A band member called Mother said “of course” when asked if Pussy Riot would carry on protesting as before.

“We’ll try to follow our principles, of freedom of speech… we will do it to support our sisters in prison.”

Russian punk group Pussy Riot plans to continue their anti-Putin protests despite the trial of three colleagues on hooliganism charges

Russian punk group Pussy Riot plans to continue their anti-Putin protests despite the trial of three colleagues on hooliganism charges

Some of the interviewees took part in the protest on 21 February which led to three being arrested and put on trial.


The verdict is expected on Friday. Russian prosecutors have asked for three years in prison for the women.

Pussy Riot played a song attacking Russian President Vladimir Putin at the altar of Moscow’s Christ the Saviour cathedral.

The band sided with protesters who staged huge marches against Vladimir Putin and his United Russia party after December parliamentary elections marred by many alleged abuses.

In the interview, another band member, Terminator, said: “Nobody can mute us, nobody can forbid us to do what we want… We want Russia to be a better place… We won’t stop, we would do it again.”

Terminator continued: “I hope somebody in the government realizes now they’re doing something very awful, very bad and have to stop it.”

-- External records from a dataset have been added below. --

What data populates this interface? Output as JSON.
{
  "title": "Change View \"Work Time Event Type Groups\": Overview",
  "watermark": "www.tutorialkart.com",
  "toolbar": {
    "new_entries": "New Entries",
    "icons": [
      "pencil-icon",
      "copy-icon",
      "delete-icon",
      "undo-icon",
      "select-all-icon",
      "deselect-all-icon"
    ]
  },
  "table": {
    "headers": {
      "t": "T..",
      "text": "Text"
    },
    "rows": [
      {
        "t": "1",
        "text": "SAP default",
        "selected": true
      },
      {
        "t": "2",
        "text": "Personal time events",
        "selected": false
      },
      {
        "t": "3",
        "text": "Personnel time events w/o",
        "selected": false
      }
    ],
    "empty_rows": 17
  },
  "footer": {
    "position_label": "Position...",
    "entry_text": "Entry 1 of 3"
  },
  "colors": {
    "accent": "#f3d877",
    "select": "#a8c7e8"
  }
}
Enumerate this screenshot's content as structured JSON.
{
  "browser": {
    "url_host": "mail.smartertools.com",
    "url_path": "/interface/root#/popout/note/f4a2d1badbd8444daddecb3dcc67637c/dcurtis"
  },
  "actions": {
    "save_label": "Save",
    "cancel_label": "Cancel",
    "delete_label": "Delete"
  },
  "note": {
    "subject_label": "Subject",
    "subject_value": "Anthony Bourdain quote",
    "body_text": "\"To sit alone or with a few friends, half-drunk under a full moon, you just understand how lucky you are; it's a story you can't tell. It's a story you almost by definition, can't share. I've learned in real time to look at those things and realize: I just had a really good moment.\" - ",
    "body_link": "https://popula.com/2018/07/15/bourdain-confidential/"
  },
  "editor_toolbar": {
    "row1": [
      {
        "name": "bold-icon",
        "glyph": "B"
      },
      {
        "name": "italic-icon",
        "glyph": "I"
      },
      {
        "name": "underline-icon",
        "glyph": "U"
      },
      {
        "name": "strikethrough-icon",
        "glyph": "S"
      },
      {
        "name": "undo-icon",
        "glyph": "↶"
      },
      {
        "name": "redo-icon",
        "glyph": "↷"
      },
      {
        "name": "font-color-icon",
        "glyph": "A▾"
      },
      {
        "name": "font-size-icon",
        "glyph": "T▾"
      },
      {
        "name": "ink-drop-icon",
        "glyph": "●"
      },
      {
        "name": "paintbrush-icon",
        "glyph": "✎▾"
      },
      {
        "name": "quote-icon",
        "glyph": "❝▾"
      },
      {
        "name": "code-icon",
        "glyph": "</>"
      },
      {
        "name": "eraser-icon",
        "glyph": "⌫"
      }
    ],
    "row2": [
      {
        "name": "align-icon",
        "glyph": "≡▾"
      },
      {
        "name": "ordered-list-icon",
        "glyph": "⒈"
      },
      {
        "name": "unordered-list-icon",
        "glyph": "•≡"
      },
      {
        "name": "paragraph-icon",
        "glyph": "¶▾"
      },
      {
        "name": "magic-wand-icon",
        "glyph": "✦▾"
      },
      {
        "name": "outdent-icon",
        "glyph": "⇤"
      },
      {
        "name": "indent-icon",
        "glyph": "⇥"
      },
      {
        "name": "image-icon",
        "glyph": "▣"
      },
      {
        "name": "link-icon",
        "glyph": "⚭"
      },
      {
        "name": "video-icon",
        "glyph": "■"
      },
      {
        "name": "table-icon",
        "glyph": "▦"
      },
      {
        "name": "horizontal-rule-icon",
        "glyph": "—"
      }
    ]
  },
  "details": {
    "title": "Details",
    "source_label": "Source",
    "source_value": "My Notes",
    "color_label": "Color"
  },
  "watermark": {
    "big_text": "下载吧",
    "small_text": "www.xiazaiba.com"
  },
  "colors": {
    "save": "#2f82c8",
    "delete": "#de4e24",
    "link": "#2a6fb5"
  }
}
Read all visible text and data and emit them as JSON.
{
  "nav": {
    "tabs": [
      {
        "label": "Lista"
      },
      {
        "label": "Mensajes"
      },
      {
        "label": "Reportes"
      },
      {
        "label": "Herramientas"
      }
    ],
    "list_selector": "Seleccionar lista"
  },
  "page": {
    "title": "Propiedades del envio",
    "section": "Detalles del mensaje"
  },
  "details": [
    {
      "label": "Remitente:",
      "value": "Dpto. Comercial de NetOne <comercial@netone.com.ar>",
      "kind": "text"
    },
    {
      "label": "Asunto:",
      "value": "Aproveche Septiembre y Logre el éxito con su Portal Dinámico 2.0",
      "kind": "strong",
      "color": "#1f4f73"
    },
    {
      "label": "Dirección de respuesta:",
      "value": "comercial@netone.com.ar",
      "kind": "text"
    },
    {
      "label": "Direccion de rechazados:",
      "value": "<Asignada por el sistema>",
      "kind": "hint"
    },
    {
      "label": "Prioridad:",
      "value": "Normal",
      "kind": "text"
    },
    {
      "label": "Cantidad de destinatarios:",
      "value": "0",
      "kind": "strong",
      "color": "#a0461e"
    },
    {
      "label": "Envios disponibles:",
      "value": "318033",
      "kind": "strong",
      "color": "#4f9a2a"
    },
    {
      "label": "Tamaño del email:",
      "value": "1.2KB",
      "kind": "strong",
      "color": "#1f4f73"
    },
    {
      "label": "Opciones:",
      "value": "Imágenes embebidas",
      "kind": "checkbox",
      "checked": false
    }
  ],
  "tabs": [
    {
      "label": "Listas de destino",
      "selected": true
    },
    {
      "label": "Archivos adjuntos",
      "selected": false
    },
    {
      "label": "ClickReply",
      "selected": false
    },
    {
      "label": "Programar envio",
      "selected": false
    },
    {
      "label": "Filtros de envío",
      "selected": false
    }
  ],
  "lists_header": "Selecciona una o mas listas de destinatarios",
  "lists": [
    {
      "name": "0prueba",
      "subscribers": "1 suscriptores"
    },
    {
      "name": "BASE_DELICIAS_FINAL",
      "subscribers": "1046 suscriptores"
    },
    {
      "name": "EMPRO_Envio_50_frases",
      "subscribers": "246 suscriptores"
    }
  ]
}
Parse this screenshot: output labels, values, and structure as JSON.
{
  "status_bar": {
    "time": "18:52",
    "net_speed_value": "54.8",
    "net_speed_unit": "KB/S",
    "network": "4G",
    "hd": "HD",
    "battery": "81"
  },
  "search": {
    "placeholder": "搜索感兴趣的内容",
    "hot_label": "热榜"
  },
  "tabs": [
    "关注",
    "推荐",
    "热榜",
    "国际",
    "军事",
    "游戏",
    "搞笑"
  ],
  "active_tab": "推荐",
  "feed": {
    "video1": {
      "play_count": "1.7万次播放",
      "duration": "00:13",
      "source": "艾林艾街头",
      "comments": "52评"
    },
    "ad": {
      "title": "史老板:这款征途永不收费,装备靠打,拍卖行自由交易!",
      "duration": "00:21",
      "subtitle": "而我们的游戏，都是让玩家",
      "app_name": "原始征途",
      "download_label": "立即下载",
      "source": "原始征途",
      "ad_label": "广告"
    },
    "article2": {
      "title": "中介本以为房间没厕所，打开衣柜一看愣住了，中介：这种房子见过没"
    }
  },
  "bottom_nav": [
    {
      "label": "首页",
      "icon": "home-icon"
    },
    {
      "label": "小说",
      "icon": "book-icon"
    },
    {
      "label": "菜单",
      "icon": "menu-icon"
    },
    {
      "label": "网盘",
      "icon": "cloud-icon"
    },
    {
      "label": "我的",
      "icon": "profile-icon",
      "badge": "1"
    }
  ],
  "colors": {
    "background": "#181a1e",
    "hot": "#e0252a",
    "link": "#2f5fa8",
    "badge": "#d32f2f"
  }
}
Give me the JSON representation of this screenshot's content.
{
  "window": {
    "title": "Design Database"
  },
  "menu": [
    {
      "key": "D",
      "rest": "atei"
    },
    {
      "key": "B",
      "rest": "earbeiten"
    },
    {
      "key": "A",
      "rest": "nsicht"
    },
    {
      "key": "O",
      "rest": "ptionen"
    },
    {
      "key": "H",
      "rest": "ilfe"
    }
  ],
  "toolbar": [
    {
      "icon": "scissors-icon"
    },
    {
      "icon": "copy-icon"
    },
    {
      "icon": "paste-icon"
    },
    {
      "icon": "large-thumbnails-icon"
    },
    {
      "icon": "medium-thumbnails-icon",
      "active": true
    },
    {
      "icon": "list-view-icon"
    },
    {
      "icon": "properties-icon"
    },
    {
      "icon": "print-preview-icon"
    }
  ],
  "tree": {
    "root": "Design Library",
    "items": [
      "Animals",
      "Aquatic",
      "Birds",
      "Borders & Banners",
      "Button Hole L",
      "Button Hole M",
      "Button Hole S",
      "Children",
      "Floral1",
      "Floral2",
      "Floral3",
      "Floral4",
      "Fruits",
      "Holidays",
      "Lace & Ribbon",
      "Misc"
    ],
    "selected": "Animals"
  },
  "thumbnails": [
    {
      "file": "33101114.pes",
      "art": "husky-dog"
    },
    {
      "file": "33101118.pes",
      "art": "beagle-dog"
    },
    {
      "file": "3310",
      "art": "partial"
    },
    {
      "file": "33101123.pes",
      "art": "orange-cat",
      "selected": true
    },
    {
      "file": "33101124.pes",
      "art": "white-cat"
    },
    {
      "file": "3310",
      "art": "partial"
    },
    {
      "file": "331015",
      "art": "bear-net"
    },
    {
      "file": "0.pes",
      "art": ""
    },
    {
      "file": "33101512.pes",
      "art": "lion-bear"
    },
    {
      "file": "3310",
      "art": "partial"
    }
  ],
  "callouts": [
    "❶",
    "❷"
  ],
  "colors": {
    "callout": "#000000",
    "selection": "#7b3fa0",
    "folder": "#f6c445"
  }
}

She said the church protest was “not an act of hooliganism, definitely not an anti-religious act” but a “political performance” against President Vladimir Putin.